- Understand the importance of statistics and its applications not only to business, but to everyday life.
- Understand the difference between descriptive and inferential statistics
- Know the difference between qualitative and quantitative variables as well as the difference between discrete and continuous variables
- Understand the different levels of measurement including nominal, ordinal, interval and ratio
- Have an understanding as to the difference between mutually exclusive, independent and exhaustive
Reading For This Module:
Chapter 1 – Textbook (What is Statistics?)
Chapter 1 PowerPoints (.ppt)
Why should you be studying statistics? Well, the reason is that statistics is everywhere. Not just in this class, but in grocery stores, political polls and baseball games just to name a few. You cannot get away from statistics. And in many cases that should not be your objective.
Maybe you don’t care about a baseball hitter’s batting average or the statistical probability of a particular political candidate winning an election, BUT I bet you do care about the probability (likelihood) of a pizza getting delivered to your apartment in the promised 35 minutes OR the airline that you are flying for spring break getting you to Panama Beach at the designated time.
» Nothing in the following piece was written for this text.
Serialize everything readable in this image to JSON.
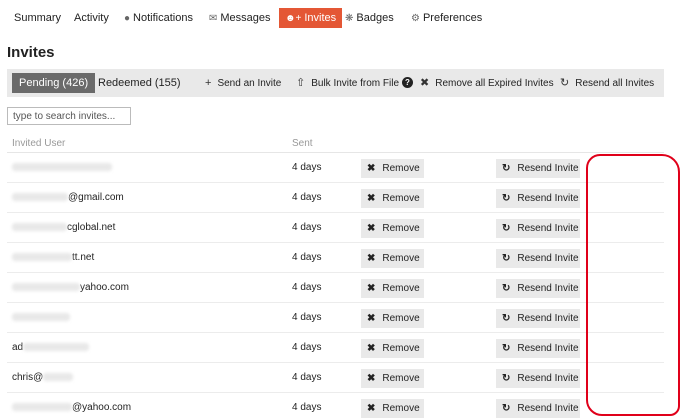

All of these concepts involve statistics.
Regardless of your major (or concentration) you will need statistics. If you are in biology or chemistry, don’t you care about the probability that a particular drug will cure an illness or disease? Students of marketing want to know the probability that a new product will be accepted in the marketplace while finance/insurance majors want to know the likelihood of an insured customer having an accident.
But, it gets better. Everyone wants to know certain probabilities. Can you tell me that you would not like to know the probability that the numbers you have chosen for tonight’s lottery would be a winner. Sure you would!!!
Decision makers not only want but need statistical data on which they can base their decisions. If you have ever played sports, you know that the coaches keep very detailed records. The reason is that they need to know what kind of pitchers do best against what type of team.
For example, wouldn’t a coach need to know that the runner on first base has gotten caught stealing the last eight out of ten times (only 20% chance of the runner successfully stealing the base).
Overview of Chapter
Dr. Waller Lecture: What is Statistics? (video)
Lecture Power Point (.pptx)
Practice Quiz for this module, feel free to take multiple times